• **Activity**
When the string "same" is part of a line below, that line should be copied.

• **Task inputs**
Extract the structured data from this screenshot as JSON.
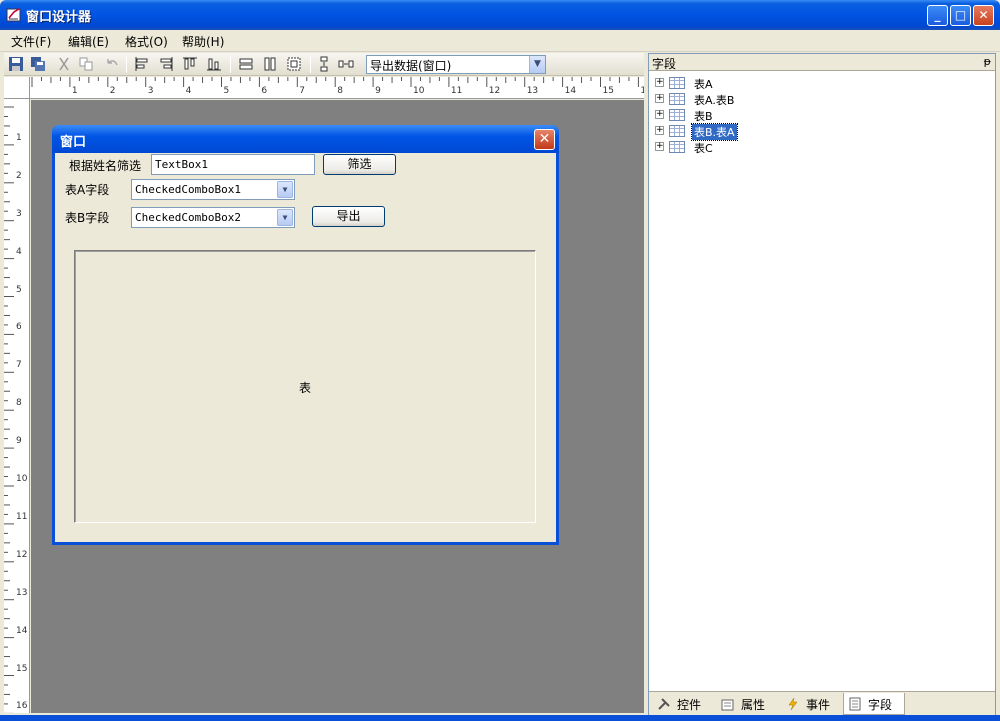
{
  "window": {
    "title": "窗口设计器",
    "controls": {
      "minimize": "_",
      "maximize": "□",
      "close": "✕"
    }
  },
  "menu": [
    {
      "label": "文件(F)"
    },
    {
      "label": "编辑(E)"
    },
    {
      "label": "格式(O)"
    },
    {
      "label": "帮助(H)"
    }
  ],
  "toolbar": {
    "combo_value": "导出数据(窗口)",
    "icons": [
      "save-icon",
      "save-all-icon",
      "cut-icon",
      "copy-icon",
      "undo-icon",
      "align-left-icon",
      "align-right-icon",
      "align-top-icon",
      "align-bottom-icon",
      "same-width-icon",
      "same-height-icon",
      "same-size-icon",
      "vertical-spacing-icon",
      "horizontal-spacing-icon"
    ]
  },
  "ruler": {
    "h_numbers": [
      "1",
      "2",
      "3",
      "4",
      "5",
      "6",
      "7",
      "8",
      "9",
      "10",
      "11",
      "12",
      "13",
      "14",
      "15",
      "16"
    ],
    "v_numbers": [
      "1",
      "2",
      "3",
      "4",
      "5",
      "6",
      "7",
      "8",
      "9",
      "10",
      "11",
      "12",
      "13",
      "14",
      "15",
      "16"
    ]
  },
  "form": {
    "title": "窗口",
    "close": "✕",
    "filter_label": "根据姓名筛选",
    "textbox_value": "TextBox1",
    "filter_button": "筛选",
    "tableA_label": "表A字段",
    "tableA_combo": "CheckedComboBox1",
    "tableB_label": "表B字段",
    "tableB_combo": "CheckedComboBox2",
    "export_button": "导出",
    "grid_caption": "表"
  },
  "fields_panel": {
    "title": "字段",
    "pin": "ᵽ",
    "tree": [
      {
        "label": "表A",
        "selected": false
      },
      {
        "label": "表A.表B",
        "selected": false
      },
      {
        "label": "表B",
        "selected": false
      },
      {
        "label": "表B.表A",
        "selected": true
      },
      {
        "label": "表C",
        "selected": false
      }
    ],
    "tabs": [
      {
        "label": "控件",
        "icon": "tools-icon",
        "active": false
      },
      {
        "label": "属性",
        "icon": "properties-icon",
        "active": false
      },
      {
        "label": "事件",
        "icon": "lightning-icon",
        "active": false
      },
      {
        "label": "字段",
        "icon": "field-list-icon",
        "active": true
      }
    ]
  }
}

• **Your response**
      "same-width-icon",
      "same-height-icon",
      "same-size-icon",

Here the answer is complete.